Friday, May 18, 2012

First trip of 2012: Shaking off the cobwebs

This past weekend we took a collective deep breath and set off for our first camping adventure of the 2012 season, at Hickory Run State Park. Since we hadn't been camping in five months, and the last time was somewhat of a comedy of errors, we were a little apprehensive about it. Aside from installing our new batteries, we hadn't moved the trailer from its storage facility home in months, and we had a lovely dump station situation to look forward to.

Posing with the new batteries. YAY!
The drive up the Northeast Extension was pretty harrowing. Because of the construction going on, there are only two VERY narrow lanes, and trucks and buses are alerted to stay in the left lane. Nothing about trailers, but we figured we fell into that category. Hauling a trailer in the left lane of a two-lane highway probably doesn't make a lot of sense - at least it didn't to the two million cars that passed us on the right. Eventually we settled in behind a truck that was driving at a comfortable speed, one where my heart didn't drop to my knees every time an SUV passed us.

Steve admitted he was a little rusty on the driving front, but by the time we arrived he was getting the hang of things again. Which was a good thing, considering the road that leads to Hickory Run is one of those winding, steep labyrinthine delights where any wrong move could send you right off the edge. Needless to say, we were both relieved and exhausted by the time we found our campsite and settled in. We'd brought along fishing rods and even purchased fishing licenses, but laziness and our appetites took over and we decided to eat first instead.

After checking in, I insisted that we pay a visit to the dump station, even though Steve wanted to put it off until we left. First of all, our entire reason for taking the trailer out was to dump the tanks (this was also our reason for taking it out in December, but we learned that in the winter, tanks freeze). Even before we took off, Steve had me dump a bag of ice down the toilet, hoping that would break things up. (Sorry for the imagery. Even though we may make it seem that way, trailer life isn't all glamour all the time.) So luckily we had the whole dump station to ourselves. Steve pulled up his sleeves and did his thing, while I sat back and enjoyed the fact that I don't have to deal with that stuff.

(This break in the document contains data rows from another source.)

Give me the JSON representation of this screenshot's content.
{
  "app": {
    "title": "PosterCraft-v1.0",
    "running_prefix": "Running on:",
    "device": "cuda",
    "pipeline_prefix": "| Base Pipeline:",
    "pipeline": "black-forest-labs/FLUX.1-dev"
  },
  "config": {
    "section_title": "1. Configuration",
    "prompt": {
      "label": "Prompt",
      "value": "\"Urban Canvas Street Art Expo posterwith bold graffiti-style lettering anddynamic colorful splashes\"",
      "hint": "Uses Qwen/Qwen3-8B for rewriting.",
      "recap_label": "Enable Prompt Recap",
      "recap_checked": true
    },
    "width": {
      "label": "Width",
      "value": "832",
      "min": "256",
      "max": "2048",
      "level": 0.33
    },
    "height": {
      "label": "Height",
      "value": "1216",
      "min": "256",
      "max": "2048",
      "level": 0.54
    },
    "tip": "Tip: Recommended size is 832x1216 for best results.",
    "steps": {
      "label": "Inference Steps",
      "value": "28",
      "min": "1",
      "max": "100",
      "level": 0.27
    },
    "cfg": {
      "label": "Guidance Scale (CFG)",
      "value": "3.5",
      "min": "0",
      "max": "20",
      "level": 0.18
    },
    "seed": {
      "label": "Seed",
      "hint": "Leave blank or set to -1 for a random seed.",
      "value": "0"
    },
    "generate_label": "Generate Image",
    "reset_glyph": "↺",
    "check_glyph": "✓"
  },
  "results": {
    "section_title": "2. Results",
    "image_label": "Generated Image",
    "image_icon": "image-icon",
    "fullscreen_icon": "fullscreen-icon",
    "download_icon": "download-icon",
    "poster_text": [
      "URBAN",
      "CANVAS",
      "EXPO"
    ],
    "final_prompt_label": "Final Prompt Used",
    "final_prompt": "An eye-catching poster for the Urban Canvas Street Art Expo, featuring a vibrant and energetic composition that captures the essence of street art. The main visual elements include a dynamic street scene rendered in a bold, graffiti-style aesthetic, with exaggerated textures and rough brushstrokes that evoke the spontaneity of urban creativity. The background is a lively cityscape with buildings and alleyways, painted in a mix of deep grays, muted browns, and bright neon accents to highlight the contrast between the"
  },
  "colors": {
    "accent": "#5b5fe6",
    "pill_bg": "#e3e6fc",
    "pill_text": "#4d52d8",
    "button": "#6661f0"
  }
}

Gettin' busy
The campsite itself was fairly quiet. We'd expected to get a wooded site similar to the one we'd had last year, but this time we occupied a space that was more open and grassy. The sites were situated around a field with a small playground. Behind us, there was a smattering of trees and brush, and just beyond that the road.

Road leading to our site
So we really didn't have the feel of a state park as much as we wanted to. It felt more like a campground this time around. But as far as what we needed, it was great. The temperatures varied between 60s and low 70s, which was perfect for our campfire.

The one thing we did have to do before fully relaxing was go to the camp store for some necessities (logs, s'more supplies, bug spray). We left Lola behind and set off for the trek on foot, not wanting to disconnect the Mountaineer if we didn't have to. However, we totally underestimated how far away we were from the store. This wouldn't have been a problem, except that Steve had to carry a bundle of logs on our way back, while I schlepped the four or five grocery bags up and down my arms. Lesson learned: Unhooking the car is worth it.

That night was the first time we let Lola out of her crate to sleep. In the past, we had to struggle to set up the crate in between the dinette and the kitchen counter, so if you ever wanted to walk to the bathroom in the middle of the night, you'd either have to hope you remembered it was there or suffer a painful toe-stubbing injury. Now, we're just using the crate as a gate to section off the bedroom from the rest of the trailer. At our house, we've gradually phased her out of crating and she's been amazing (nothing chewed or destroyed yet, knock on wood!) but we worried that she might whine and cry in a smaller space.

Surprise! She was a real gem and didn't whimper once. I think she's so happy to be able to spend the night on a comfy couch that she doesn't even think about venturing into the bedroom.

Other highlights:
1) Kerplunk. To fill in the "down time" when it's too late to do anything, and there's nothing interesting on the non-cable TV, we splurged on a board game, which happened to be a childhood favorite, Kerplunk. Turns out it's just as entertaining as I remembered (or maybe we're easily entertained) to try to find the perfect spot to pull out one of those sticks so as not to disturb the marbles resting on top.
See all the marbles in my tray? Think this is when I lost

2) Remembering the joys of camping. Even though we didn't go on any extended hikes, it was nice to be able to take a walk around the campground with Lola and check out the other campers. Most of the people there were in tents, but we also spied an Airstream that looked pretty cozy.

I missed posing with Lola!
The area in the middle of the campsites
Steve's mostly successful campfire - the damn thing didn't want to stay lit!
So overall, the trip turned out way better than we predicted. The tanks are finally empty, so we don't have that to worry about. However, we do have to get our trailer in for inspection sometime this month or next (who knew? trailers need to be inspected too) before our trip to Savannah. It looks like all systems are a-go for now! Can't wait to get back on the road.